Brief: All entries need to be written out verbatim, with pictures omitted.

= Beginning of Section =

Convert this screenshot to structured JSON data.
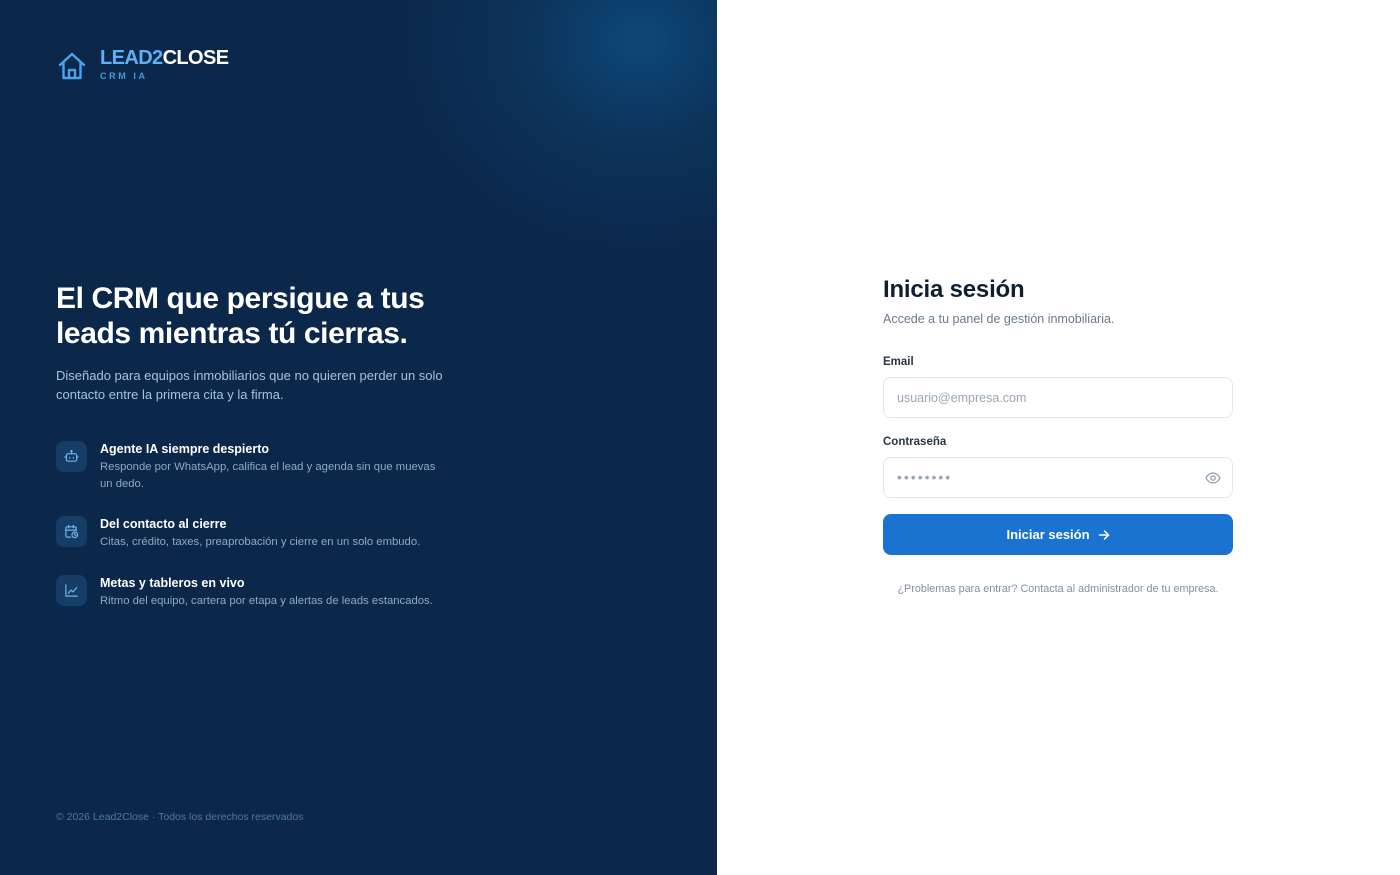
{
  "brand": {
    "name_part1": "LEAD2",
    "name_part2": "CLOSE",
    "subtitle": "CRM IA",
    "accent": "#5fb1f3"
  },
  "hero": {
    "headline_line1": "El CRM que persigue a tus",
    "headline_line2": "leads mientras tú cierras.",
    "intro": "Diseñado para equipos inmobiliarios que no quieren perder un solo contacto entre la primera cita y la firma."
  },
  "features": [
    {
      "icon": "bot-icon",
      "title": "Agente IA siempre despierto",
      "description": "Responde por WhatsApp, califica el lead y agenda sin que muevas un dedo."
    },
    {
      "icon": "calendar-clock-icon",
      "title": "Del contacto al cierre",
      "description": "Citas, crédito, taxes, preaprobación y cierre en un solo embudo."
    },
    {
      "icon": "chart-line-icon",
      "title": "Metas y tableros en vivo",
      "description": "Ritmo del equipo, cartera por etapa y alertas de leads estancados."
    }
  ],
  "footer": {
    "copyright": "© 2026 Lead2Close · Todos los derechos reservados"
  },
  "login": {
    "title": "Inicia sesión",
    "subtitle": "Accede a tu panel de gestión inmobiliaria.",
    "email_label": "Email",
    "email_placeholder": "usuario@empresa.com",
    "password_label": "Contraseña",
    "password_placeholder": "••••••••",
    "submit_label": "Iniciar sesión",
    "help_text": "¿Problemas para entrar? Contacta al administrador de tu empresa."
  },
  "colors": {
    "left_bg": "#0b2749",
    "button": "#1a73d1",
    "title": "#0f1f33"
  }
}
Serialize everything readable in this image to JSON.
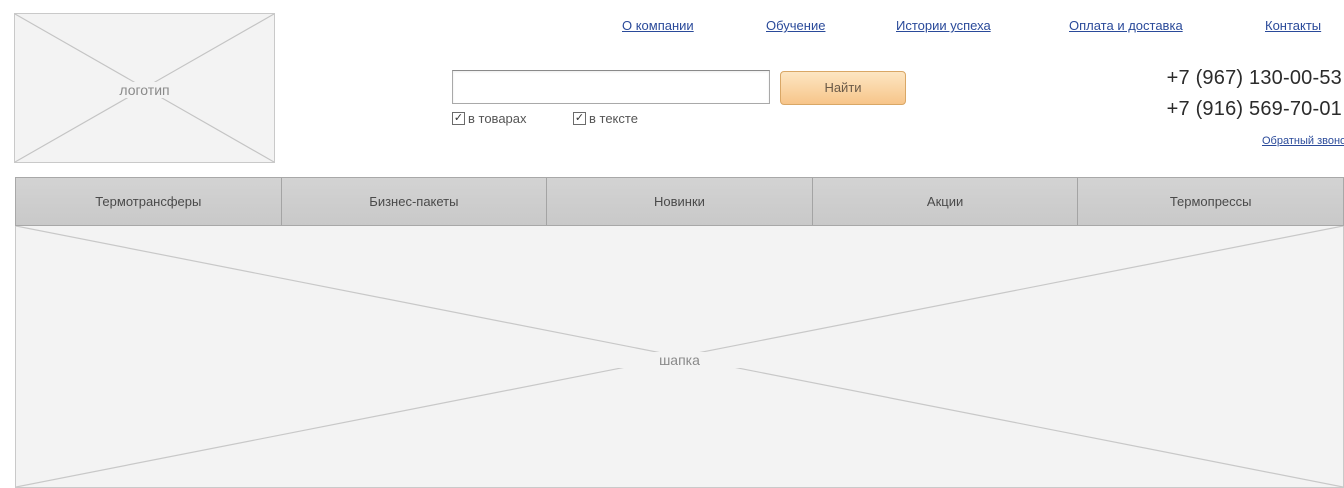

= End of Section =

Reply:
Convert this screenshot to structured JSON data.
{
  "brand": {
    "name_part1": "LEAD2",
    "name_part2": "CLOSE",
    "subtitle": "CRM IA",
    "accent": "#5fb1f3"
  },
  "hero": {
    "headline_line1": "El CRM que persigue a tus",
    "headline_line2": "leads mientras tú cierras.",
    "intro": "Diseñado para equipos inmobiliarios que no quieren perder un solo contacto entre la primera cita y la firma."
  },
  "features": [
    {
      "icon": "bot-icon",
      "title": "Agente IA siempre despierto",
      "description": "Responde por WhatsApp, califica el lead y agenda sin que muevas un dedo."
    },
    {
      "icon": "calendar-clock-icon",
      "title": "Del contacto al cierre",
      "description": "Citas, crédito, taxes, preaprobación y cierre en un solo embudo."
    },
    {
      "icon": "chart-line-icon",
      "title": "Metas y tableros en vivo",
      "description": "Ritmo del equipo, cartera por etapa y alertas de leads estancados."
    }
  ],
  "footer": {
    "copyright": "© 2026 Lead2Close · Todos los derechos reservados"
  },
  "login": {
    "title": "Inicia sesión",
    "subtitle": "Accede a tu panel de gestión inmobiliaria.",
    "email_label": "Email",
    "email_placeholder": "usuario@empresa.com",
    "password_label": "Contraseña",
    "password_placeholder": "••••••••",
    "submit_label": "Iniciar sesión",
    "help_text": "¿Problemas para entrar? Contacta al administrador de tu empresa."
  },
  "colors": {
    "left_bg": "#0b2749",
    "button": "#1a73d1",
    "title": "#0f1f33"
  }
}
Serialize everything readable in this image to JSON.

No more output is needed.